The struggle is human, not homeschool
The Pinterest, blog, Facebook, Twitter, and Instagram images of happy, successful, engaged, active homeschooled children are snapshots of when all the effort you put in clicks—for an instant, for that one project, one morning, one outing.
I love looking at those images—bright red polka dot teapots, open books on a checkered tablecloth, shell collections with annotations, three kids tossing handmade paper airplanes, the family hike with the dog on a leash, yummy health snacks artistically laid out on plates, even the helter-skelter mess of a long runway of cars and blocks and other obstacles down the hall…
We look at these images and think: “I wish my homeschool looked more like THAT.”
But the thing is: that’s how most humans feel about any collection of images. If you are single and wishing to be coupled, all the married photos and anniversaries and big group outings of pairs make you utterly miserable.
If you are childless and your entire feed is filled with babies and showers and strollers and the little monkey next to a four month old pudgy buster, you’re going to think your life is awful and the sun isn’t out for you.
If you do have love and children and a home—basics that are craved by a huge number of people who would settle for your messy hallways and uneaten treats and the bickering of sleepy cranky siblings—you will still find ways to separate yourself from the feeling of wholeness by simply narrowing the scope of your search for what is missing in your life.
So you notice the types of cozy, livable homes other parents create that you haven’t, or the way someone else’s child is “invested” in learning to play chess or memorizing the constellations unlike your stunted-growth 6 year old boy who only cares about ways to torment his little brother with burping noises and won’t. stop.
We are bombarded with images—images of exercising, yummy food, fabulous home styles, married bliss, celebrations, generations of family members smiling for a camera as though they all get along famously.

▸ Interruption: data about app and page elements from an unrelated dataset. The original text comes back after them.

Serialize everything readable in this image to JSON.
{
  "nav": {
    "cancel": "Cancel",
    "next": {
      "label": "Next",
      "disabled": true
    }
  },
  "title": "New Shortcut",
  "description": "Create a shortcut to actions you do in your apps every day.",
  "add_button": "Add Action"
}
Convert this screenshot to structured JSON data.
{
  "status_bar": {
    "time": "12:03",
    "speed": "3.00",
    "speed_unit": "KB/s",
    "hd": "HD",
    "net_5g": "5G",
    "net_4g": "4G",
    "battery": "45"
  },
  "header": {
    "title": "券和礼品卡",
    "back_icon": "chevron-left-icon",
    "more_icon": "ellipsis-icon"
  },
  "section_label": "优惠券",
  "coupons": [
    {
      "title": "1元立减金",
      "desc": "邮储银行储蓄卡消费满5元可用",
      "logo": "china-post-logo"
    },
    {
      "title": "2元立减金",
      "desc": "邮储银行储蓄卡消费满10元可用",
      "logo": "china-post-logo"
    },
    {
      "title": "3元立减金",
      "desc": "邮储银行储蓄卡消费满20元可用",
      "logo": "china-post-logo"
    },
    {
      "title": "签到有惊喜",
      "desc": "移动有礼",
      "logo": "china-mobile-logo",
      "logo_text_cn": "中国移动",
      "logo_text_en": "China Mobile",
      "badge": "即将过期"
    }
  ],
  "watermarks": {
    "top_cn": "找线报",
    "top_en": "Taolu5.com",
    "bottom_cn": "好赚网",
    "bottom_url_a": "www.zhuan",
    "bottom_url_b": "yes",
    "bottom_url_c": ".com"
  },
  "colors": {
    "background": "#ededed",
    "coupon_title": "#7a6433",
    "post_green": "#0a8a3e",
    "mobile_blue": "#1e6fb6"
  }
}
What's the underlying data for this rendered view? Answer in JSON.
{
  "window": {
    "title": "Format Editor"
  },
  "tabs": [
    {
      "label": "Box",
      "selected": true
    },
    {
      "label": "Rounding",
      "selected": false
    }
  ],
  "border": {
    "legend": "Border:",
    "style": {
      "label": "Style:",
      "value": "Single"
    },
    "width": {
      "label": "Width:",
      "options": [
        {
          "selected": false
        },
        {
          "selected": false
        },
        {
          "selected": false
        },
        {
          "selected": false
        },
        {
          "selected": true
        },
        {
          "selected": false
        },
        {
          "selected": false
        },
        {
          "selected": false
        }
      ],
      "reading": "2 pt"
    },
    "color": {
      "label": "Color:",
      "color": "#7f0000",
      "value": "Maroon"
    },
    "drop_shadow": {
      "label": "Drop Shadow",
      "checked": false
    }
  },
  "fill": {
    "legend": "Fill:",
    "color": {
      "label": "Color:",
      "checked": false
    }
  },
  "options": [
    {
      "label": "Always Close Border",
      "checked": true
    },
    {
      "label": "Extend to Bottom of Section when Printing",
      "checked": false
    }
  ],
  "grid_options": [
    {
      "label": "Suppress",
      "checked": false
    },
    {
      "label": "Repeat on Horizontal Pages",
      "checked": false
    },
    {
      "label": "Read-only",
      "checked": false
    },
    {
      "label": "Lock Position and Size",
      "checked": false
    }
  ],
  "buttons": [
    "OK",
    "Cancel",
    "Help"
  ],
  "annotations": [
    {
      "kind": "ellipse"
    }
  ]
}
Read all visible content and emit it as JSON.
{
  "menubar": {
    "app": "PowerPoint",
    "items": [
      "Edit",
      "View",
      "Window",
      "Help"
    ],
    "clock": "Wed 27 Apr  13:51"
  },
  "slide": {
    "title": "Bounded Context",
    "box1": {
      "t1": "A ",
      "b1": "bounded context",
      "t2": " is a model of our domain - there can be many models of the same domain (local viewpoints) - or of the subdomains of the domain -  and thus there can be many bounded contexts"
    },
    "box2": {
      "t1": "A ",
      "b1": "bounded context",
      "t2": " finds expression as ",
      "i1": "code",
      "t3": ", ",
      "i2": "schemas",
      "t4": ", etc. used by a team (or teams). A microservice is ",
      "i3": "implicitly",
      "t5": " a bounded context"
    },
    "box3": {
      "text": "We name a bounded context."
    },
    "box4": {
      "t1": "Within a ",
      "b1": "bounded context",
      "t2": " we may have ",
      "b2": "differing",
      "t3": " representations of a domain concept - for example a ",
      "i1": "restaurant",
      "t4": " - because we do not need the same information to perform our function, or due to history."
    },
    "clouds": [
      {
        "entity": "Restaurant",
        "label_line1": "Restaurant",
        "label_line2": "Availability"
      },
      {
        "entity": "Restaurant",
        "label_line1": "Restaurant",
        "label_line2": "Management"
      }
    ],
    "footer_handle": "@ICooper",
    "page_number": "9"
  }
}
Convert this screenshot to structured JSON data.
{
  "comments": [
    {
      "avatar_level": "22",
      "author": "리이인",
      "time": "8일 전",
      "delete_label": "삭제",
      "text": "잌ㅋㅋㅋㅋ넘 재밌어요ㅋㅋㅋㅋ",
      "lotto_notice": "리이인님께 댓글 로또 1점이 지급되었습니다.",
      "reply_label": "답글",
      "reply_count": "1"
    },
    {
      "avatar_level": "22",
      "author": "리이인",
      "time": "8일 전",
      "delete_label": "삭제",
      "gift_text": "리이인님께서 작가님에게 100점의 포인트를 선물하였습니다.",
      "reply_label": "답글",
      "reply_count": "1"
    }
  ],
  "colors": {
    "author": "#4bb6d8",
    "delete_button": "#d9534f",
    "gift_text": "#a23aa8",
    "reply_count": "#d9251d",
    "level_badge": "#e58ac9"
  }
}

We crave what they sell and forget what they conceal.
We add homeschool images and do the same—wondering how we can get our lives to match those single moments of time.
You already have these moments, too. You may or may not take a snapshot, but scattered through your busy, messy, not quite what you planned days are those golden moments of yummy food, cozy home, invested learning, and love. If you could take photos (and this is why so many people DO take pictures) of those moments and then scroll through your own feed, you might begin to see that you actually are doing it—living the life you always wanted.
It’s just that the life we always wanted comes with mess and hardship and heartache, like every other version of life ever lived. You won’t get a pass. There’s no special key that will end the challenge of raising children so that it is a seamlessly joyful experience start to finish.
It is stupendously joy-filled! We are compelled to have these offspring no matter how many people tell us it will cost us all our life savings, life points, and good looks. The joy—the single moment snapshot joy—outweighs ALL else.
When you start to wonder if you’ve got the stamina to keep going, know that you do. You will. What other option is there?
Within that certainty that you will keep going (whatever that looks like, however your children are schooled), choose deliberately to be alert to snapshot joy. Be a contributor to the stream of happy out there that helps others get ideas, and the hope to keep trying. Include snapshots of when it goes hopelessly wrong so we can comfort you or laugh with you or stand with you.
The struggle to feel good about your life is useful to you. It motivates you to keep at it, to want to improve, to care about outcome. This proves to me and everyone else that you are not depressed and are doing it right.
The next step is proof for yourself: please prove to yourself that you are making a happy life for you and your kids. One snapshot, one moment at a time, even if those moments are a week apart. It all counts! And they all add up to the wonder of your family.
Also, if you feel inclined, post some photos (or word pictures) in the comments below or on our facebook page where this was shared originally. Let’s talk about the one moment in the last week that helped you peek out from behind worry to see the good in your life and in your kids.